"We expect these two will give us evidence about what they did to deal with the situation and explain what was happening."

Much of the community's anger over the tragedy — the result of decades of water and salt penetration that rotted the steel supporting the roof-top garage — has been directed at the Nazarians.

Levon Nazarian, 29, who worked for Eastwood Mall Inc., as an independent contractor and an administrator, is slated to testify first.

Witnesses have described Bob Nazarian, who turns 68 next week, as someone who could be charming, but also as a tight-fisted bully who fired employees and contractors at will and badgered others into falsifying documents to downplay the mall's state of disrepair.

Evidence before the inquiry to date is that Nazarian either would not or could not do what was needed to save the mall, whose problems began with its poor design and construction in 1979.

"It is very concerning ... when lives are at stake and Mr. Nazarian has blatant disregard to provide adequate safety measures in his hotel and mall," former mall manager Henri McCleery said in one statement.

"Mr. Nazarian has always tried to take short cuts."

Nazarian, of Richmond Hill, Ont., bought the mall through his company, Eastwood Mall Inc., from its second owner in 2005. He has said he spent about $1 million on repairing a roof beset with problems he inherited unwittingly.

"A lot was hidden from Bob before he bought the mall," John Beaudin, a mall maintenance worker, told police last year. "They made it look good."

In an interview with The Canadian Press earlier this year, Nazarian denied doing anything illegal. He accused the media of "twisting these things and making them negative."

Nazarian's lawyer, Michael Title, has said a series of engineering reports done after 2004 — including one done for the Royal Bank ahead of advancing a $3-million mortgage — rang no alarm bells.

"All of the reports that I've read would have convinced me that everything was fine," Title said in an interview in March. "The structure was deemed structurally sound as late as May 2012."

The inquiry has since heard Nazarian pressed an engineer to alter an inspection report to downplay the problems in the weeks before the collapse.

Commission counsel has met with the Nazarians, but Doody would not elaborate.

Doody did say a long-running battle over access to Nazarians' documents that required intervention from an arbitrator has now been resolved.

On June 23, 2012, part of the roof-top parking deck caved in on staff and shoppers, sparking a frantic but fruitless search of the rubble for survivors. Days later, searchers pulled the bodies of Lucie Aylwin, 37, and Doloris Perizzolo, 74, from the twisted remains.
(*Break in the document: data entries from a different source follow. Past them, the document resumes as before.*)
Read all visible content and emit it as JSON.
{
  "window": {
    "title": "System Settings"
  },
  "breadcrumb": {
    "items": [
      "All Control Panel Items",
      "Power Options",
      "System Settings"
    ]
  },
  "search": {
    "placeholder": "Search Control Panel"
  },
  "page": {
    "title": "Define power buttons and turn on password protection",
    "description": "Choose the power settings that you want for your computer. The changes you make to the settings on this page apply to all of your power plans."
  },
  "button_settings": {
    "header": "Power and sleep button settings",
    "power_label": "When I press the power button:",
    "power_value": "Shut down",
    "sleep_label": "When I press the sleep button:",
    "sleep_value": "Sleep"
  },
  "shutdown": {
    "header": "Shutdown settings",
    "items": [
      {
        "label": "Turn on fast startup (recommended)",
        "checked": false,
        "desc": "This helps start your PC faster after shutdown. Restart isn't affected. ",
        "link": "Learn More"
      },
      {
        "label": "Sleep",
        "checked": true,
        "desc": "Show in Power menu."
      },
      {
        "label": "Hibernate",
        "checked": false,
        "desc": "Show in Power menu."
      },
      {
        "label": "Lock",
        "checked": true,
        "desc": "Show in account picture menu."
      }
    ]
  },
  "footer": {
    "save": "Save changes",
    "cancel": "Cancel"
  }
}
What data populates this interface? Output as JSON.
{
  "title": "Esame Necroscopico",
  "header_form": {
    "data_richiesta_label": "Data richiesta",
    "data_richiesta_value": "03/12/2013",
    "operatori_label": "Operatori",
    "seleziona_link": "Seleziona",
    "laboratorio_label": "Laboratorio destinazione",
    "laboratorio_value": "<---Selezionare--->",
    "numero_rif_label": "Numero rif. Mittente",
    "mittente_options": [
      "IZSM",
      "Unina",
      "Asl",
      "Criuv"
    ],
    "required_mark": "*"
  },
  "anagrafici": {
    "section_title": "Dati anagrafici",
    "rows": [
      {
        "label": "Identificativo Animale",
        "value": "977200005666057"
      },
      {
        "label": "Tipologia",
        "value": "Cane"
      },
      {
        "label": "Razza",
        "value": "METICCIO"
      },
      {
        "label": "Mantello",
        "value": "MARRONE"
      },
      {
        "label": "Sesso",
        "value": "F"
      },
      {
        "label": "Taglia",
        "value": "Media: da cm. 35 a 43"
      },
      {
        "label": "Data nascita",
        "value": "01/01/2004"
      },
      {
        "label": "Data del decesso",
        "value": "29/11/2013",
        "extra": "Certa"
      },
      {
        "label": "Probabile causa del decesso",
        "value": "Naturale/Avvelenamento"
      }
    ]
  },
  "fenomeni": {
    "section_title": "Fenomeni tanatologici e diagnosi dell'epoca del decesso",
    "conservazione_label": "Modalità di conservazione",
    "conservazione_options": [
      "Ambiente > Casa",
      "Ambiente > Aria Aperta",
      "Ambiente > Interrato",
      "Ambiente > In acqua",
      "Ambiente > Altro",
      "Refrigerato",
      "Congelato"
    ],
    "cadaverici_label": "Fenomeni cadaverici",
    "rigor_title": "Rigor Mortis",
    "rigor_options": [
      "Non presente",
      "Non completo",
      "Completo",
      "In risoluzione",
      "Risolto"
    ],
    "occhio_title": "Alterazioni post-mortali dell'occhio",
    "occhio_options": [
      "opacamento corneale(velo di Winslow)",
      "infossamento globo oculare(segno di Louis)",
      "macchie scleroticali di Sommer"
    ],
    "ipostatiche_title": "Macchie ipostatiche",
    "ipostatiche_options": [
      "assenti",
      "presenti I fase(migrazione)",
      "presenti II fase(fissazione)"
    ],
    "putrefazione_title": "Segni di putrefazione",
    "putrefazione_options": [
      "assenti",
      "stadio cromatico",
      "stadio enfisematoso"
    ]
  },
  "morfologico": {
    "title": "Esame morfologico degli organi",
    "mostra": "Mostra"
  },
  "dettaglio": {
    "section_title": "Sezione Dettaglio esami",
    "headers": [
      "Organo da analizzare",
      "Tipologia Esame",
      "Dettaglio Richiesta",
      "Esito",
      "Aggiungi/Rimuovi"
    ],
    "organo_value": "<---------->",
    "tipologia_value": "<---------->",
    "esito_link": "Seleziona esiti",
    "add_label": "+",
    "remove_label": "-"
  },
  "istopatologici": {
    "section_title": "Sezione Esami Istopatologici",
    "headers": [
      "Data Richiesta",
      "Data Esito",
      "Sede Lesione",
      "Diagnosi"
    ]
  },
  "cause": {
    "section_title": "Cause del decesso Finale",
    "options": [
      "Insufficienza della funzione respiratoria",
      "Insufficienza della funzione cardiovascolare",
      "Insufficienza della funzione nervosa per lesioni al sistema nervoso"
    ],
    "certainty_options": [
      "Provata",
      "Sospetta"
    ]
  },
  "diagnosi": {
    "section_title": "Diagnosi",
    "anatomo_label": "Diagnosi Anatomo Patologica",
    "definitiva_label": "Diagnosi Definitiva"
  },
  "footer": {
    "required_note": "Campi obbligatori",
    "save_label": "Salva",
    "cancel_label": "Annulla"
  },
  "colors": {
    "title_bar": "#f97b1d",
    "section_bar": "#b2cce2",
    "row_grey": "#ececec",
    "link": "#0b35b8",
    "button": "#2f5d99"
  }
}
The Nazarians will be among the last of about 70 witnesses testifying at Part 1 of the inquiry into the causes of the collapse.

Part 2, which will look at the emergency response to the collapse, is slated to begin at the end of the month.